After a demo of virtual worlds created by the panelists, including a “Virtual Hills” of LA and Virtual Leguna Beach by MTV, and Puzzle Pirates, i.e. pirates as lego characters, the panelists talked about how real-world marketing principles work in their newly created virtual worlds.
Answer, resoundingly: they don’t. Zimmer said virtual world marketing is the epitome of understanding real one-to-one relationships — advertising in regular world does not work in a virtual world. Hemp, who hasn’t created a world but spends a lot of time studying avatars and the people behind them, says it’s important to note what an avatar says something about a consumer, eg who they really want to be. Once that is understood, opporuntities for engagement with a brand are tremendous.
Wheeler, whose group is behind Puzzle Pirates AKA pirates as lego characters, tried a subscription model on their 2.7m users — but only profits soared when they switched to micropayments, and began to cultivate an active community of offline businesses and let them experiment at marketing however they desire. PP operates on a ‘many points of entry’ model similar to MySpace, or to let residents make the world around them as interesting or as ugly as they want it to be.

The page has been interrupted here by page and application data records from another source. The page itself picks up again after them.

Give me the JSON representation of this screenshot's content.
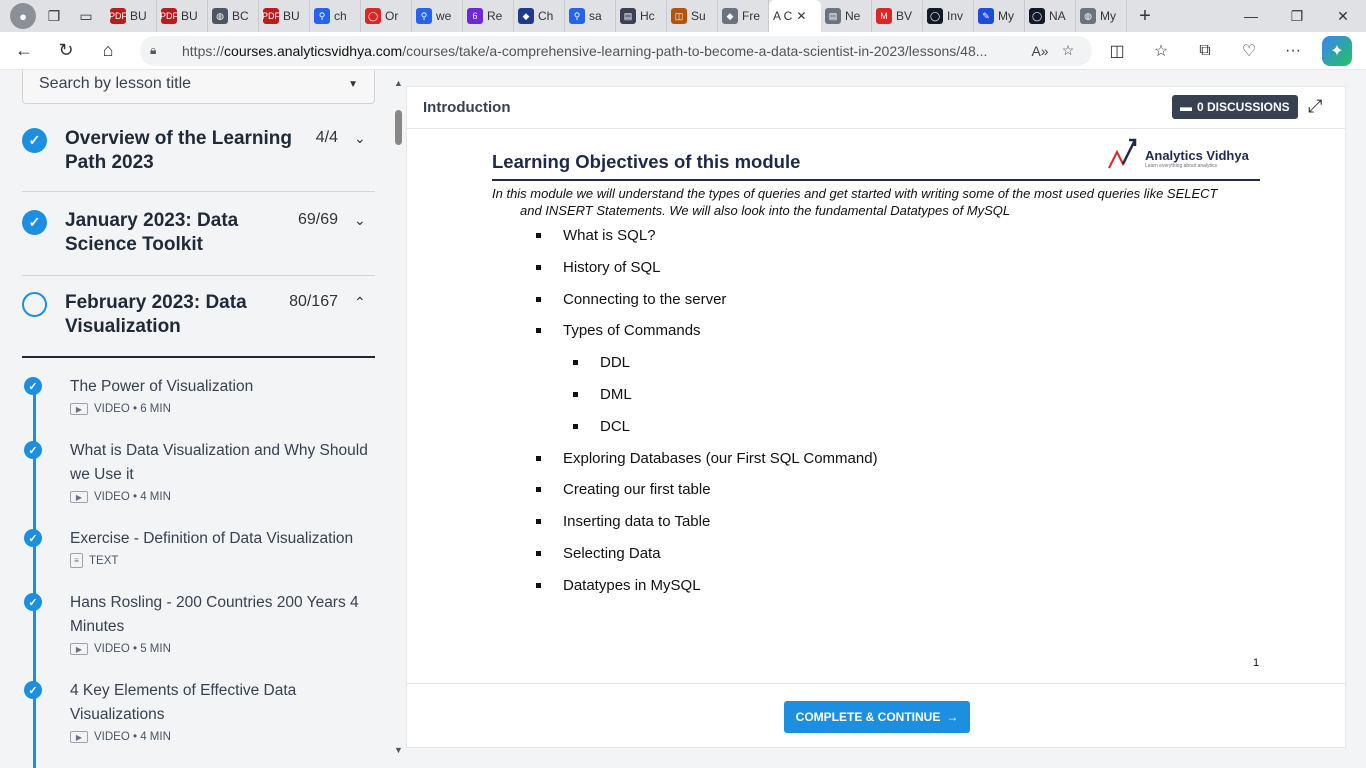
{
  "browser": {
    "tabs": [
      {
        "label": "BU",
        "color": "#b91c1c",
        "glyph": "PDF"
      },
      {
        "label": "BU",
        "color": "#b91c1c",
        "glyph": "PDF"
      },
      {
        "label": "BC",
        "color": "#4b5563",
        "glyph": "◍"
      },
      {
        "label": "BU",
        "color": "#b91c1c",
        "glyph": "PDF"
      },
      {
        "label": "ch",
        "color": "#2563eb",
        "glyph": "⚲"
      },
      {
        "label": "Or",
        "color": "#dc2626",
        "glyph": "◯"
      },
      {
        "label": "we",
        "color": "#2563eb",
        "glyph": "⚲"
      },
      {
        "label": "Re",
        "color": "#6d28d9",
        "glyph": "6"
      },
      {
        "label": "Ch",
        "color": "#1e3a8a",
        "glyph": "◆"
      },
      {
        "label": "sa",
        "color": "#2563eb",
        "glyph": "⚲"
      },
      {
        "label": "Hc",
        "color": "#374151",
        "glyph": "▤"
      },
      {
        "label": "Su",
        "color": "#b45309",
        "glyph": "◫"
      },
      {
        "label": "Fre",
        "color": "#6b7280",
        "glyph": "◆"
      }
    ],
    "active_tab": {
      "label": "A C",
      "close": "✕"
    },
    "tabs_after": [
      {
        "label": "Ne",
        "color": "#6b7280",
        "glyph": "▤"
      },
      {
        "label": "BV",
        "color": "#dc2626",
        "glyph": "M"
      },
      {
        "label": "Inv",
        "color": "#111827",
        "glyph": "◯"
      },
      {
        "label": "My",
        "color": "#1d4ed8",
        "glyph": "✎"
      },
      {
        "label": "NA",
        "color": "#111827",
        "glyph": "◯"
      },
      {
        "label": "My",
        "color": "#6b7280",
        "glyph": "◍"
      }
    ],
    "new_tab": "+",
    "url_prefix": "https://",
    "url_domain": "courses.analyticsvidhya.com",
    "url_rest": "/courses/take/a-comprehensive-learning-path-to-become-a-data-scientist-in-2023/lessons/48..."
  },
  "sidebar": {
    "search_placeholder": "Search by lesson title",
    "sections": [
      {
        "title": "Overview of the Learning Path 2023",
        "count": "4/4",
        "complete": true
      },
      {
        "title": "January 2023: Data Science Toolkit",
        "count": "69/69",
        "complete": true
      },
      {
        "title": "February 2023: Data Visualization",
        "count": "80/167",
        "complete": false
      }
    ],
    "lessons": [
      {
        "title": "The Power of Visualization",
        "meta": "VIDEO • 6 MIN"
      },
      {
        "title": "What is Data Visualization and Why Should we Use it",
        "meta": "VIDEO • 4 MIN"
      },
      {
        "title": "Exercise - Definition of Data Visualization",
        "meta": "TEXT"
      },
      {
        "title": "Hans Rosling - 200 Countries 200 Years 4 Minutes",
        "meta": "VIDEO • 5 MIN"
      },
      {
        "title": "4 Key Elements of Effective Data Visualizations",
        "meta": "VIDEO • 4 MIN"
      }
    ]
  },
  "content": {
    "header_title": "Introduction",
    "discussions_label": "0 DISCUSSIONS",
    "slide": {
      "title": "Learning Objectives of this module",
      "logo_name": "Analytics Vidhya",
      "logo_tagline": "Learn everything about analytics",
      "intro_line1": "In this module we will understand the types of queries and get started with writing some of the most used queries like SELECT",
      "intro_line2": "and INSERT Statements. We will also look into the fundamental Datatypes of MySQL",
      "objectives": [
        {
          "text": "What is SQL?",
          "level": 1
        },
        {
          "text": "History of SQL",
          "level": 1
        },
        {
          "text": "Connecting to the server",
          "level": 1
        },
        {
          "text": "Types of Commands",
          "level": 1
        },
        {
          "text": "DDL",
          "level": 2
        },
        {
          "text": "DML",
          "level": 2
        },
        {
          "text": "DCL",
          "level": 2
        },
        {
          "text": "Exploring Databases (our First SQL Command)",
          "level": 1
        },
        {
          "text": "Creating our first table",
          "level": 1
        },
        {
          "text": "Inserting data to Table",
          "level": 1
        },
        {
          "text": "Selecting Data",
          "level": 1
        },
        {
          "text": "Datatypes in MySQL",
          "level": 1
        }
      ],
      "page_number": "1"
    },
    "complete_button": "COMPLETE & CONTINUE",
    "complete_arrow": "→"
  },
  "colors": {
    "accent": "#1d8fe1",
    "dark": "#374151",
    "slide_title": "#1e2a4a"
  }
}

My main takeaway was to not forget to look at the identity of an avatar/user offline vs. online, because that will provide you with an understanding of attention currency (feeding off a user’s desire to pay attention) can lead to microcurrency, or small financial donations related to time spent in that world.